(Exercise directions)
Report how many lines below contain the word "circle", giving the number and no other words.

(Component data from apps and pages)
====
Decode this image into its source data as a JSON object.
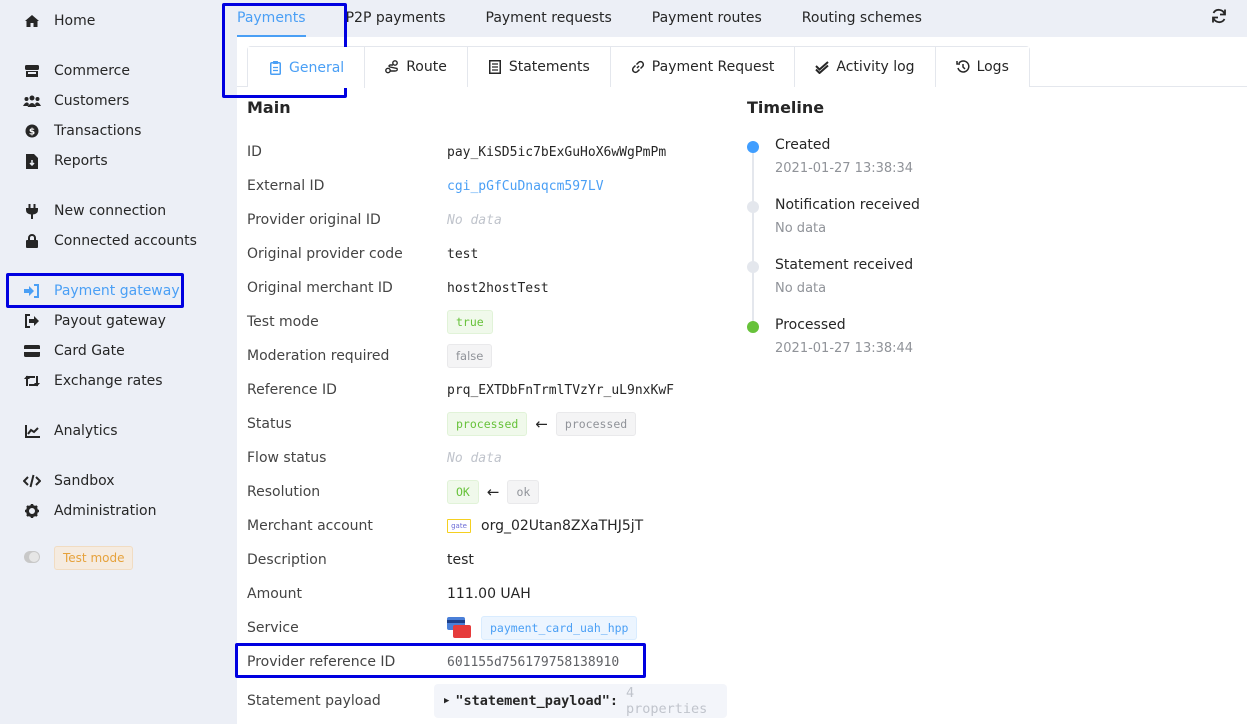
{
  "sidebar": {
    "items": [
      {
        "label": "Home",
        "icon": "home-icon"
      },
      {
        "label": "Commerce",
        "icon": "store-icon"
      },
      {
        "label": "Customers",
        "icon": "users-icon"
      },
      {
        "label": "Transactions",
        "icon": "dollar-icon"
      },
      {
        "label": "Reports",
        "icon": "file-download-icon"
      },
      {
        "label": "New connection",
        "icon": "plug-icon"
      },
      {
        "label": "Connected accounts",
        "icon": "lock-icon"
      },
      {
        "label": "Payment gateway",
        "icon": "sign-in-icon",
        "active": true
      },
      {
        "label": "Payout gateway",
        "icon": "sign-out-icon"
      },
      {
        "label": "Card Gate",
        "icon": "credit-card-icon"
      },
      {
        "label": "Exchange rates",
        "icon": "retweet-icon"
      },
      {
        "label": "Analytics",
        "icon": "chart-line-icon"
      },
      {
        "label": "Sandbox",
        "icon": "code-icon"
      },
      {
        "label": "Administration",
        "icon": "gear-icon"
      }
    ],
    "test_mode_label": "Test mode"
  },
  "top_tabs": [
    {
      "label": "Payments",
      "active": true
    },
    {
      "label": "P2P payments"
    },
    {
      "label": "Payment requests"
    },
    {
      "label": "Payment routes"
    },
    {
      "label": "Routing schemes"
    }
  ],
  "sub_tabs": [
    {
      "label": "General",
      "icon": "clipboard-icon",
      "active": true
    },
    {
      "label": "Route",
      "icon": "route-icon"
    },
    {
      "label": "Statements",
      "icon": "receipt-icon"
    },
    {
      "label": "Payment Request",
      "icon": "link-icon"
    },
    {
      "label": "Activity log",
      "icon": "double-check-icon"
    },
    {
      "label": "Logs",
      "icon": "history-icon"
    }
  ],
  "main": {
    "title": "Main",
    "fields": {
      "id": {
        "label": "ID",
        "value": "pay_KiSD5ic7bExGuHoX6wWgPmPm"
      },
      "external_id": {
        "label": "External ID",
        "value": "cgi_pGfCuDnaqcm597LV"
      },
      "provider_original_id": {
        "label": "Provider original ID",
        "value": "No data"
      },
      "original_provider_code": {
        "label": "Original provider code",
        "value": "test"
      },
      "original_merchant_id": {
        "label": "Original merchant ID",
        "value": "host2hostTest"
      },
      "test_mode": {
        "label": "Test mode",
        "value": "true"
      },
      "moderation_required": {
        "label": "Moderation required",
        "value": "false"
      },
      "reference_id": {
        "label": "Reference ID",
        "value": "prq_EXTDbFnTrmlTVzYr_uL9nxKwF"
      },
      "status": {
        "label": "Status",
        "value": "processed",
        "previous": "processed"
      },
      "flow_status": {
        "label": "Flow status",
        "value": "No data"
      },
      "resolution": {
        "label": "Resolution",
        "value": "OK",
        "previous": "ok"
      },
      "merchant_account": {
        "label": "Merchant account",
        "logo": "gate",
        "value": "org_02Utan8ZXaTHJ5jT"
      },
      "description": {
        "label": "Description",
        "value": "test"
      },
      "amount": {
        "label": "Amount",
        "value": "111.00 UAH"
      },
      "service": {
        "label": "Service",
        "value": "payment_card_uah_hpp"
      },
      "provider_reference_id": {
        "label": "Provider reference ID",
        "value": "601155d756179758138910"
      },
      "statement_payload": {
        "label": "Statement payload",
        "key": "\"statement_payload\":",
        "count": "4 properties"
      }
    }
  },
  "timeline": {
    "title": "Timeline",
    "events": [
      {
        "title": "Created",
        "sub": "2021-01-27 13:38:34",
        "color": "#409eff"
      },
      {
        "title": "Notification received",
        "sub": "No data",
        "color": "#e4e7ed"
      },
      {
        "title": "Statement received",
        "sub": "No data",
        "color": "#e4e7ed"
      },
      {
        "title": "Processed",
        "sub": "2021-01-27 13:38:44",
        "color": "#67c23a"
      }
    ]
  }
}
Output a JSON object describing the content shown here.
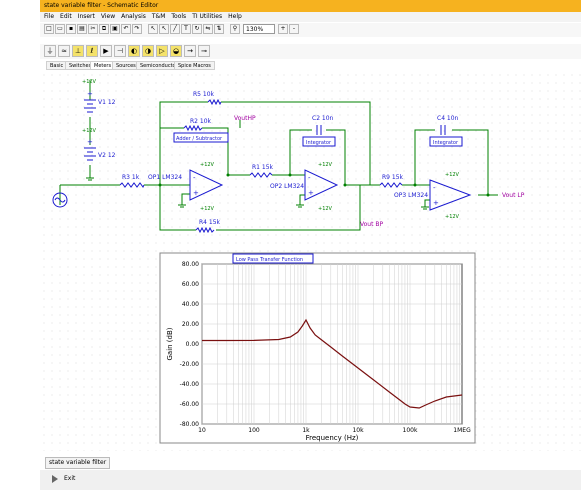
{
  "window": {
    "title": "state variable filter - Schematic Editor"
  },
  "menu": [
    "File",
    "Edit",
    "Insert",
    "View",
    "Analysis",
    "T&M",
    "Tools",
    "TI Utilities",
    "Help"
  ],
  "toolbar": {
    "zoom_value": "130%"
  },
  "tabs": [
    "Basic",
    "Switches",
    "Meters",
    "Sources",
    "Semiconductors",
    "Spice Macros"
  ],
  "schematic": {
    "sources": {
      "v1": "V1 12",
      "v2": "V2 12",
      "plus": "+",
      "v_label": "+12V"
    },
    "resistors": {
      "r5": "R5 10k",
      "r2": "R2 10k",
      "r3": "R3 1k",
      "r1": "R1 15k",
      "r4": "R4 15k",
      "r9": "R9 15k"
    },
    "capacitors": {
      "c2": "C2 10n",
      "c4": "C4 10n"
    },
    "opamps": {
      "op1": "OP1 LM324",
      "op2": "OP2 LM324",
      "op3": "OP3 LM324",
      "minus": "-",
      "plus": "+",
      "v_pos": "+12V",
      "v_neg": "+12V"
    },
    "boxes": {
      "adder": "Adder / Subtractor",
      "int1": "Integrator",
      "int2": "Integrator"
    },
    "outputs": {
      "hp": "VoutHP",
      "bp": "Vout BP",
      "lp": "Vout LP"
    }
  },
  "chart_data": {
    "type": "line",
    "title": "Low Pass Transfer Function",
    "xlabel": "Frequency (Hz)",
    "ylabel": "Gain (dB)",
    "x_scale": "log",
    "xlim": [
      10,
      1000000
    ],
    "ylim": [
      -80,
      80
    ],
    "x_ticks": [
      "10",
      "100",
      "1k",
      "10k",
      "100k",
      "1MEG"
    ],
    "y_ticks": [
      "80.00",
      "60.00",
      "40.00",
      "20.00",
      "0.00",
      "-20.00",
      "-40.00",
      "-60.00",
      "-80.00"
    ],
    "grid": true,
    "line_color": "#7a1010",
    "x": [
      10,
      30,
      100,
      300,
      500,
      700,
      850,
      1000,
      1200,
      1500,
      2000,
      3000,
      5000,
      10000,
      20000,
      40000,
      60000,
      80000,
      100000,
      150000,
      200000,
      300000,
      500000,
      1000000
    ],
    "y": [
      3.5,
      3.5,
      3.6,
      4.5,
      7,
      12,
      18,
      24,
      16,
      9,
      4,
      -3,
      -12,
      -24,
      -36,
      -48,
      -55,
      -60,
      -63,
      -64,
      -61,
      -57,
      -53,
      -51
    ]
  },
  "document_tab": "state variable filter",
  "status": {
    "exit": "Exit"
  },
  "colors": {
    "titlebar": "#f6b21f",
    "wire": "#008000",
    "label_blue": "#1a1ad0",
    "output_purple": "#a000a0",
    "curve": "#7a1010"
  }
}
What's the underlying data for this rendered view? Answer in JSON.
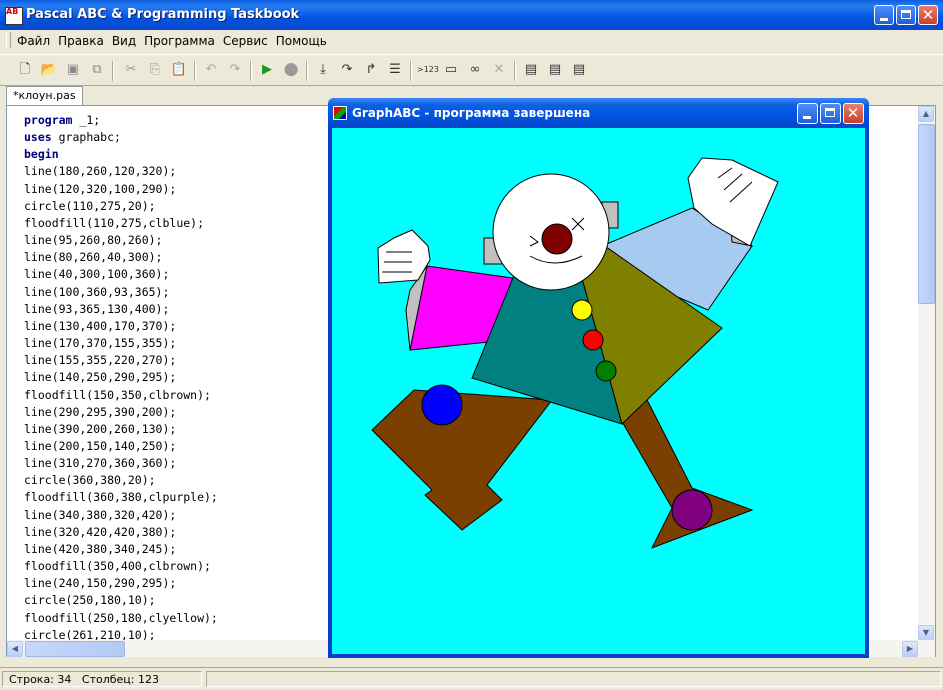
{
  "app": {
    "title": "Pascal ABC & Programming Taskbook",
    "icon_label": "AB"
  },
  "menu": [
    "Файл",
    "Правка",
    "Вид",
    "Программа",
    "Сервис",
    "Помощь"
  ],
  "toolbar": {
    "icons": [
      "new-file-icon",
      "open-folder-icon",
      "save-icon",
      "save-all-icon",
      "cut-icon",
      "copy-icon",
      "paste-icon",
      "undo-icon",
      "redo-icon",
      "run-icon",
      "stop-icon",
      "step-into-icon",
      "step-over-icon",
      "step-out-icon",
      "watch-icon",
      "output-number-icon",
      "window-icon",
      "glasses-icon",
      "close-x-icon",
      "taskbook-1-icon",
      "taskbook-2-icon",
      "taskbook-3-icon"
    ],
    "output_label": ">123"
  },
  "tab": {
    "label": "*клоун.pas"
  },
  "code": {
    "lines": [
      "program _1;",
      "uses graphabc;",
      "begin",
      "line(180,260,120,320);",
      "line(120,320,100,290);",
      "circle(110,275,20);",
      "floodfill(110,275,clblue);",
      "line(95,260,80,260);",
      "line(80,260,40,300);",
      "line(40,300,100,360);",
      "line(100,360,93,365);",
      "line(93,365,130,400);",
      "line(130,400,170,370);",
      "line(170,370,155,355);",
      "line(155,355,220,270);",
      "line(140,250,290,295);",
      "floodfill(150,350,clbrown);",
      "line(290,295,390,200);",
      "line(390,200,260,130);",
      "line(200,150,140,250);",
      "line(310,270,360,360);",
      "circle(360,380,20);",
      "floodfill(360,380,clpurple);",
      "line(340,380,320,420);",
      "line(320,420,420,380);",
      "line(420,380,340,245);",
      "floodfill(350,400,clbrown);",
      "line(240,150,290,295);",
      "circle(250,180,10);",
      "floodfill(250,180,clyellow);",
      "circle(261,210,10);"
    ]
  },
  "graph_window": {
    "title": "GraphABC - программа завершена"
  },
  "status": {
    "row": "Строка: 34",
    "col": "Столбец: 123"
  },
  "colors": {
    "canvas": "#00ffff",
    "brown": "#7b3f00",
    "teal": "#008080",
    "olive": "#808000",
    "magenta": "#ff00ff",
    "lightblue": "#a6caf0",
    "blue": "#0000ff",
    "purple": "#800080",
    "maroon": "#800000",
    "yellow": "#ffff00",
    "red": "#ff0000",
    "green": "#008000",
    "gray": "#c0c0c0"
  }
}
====
(Your response)
4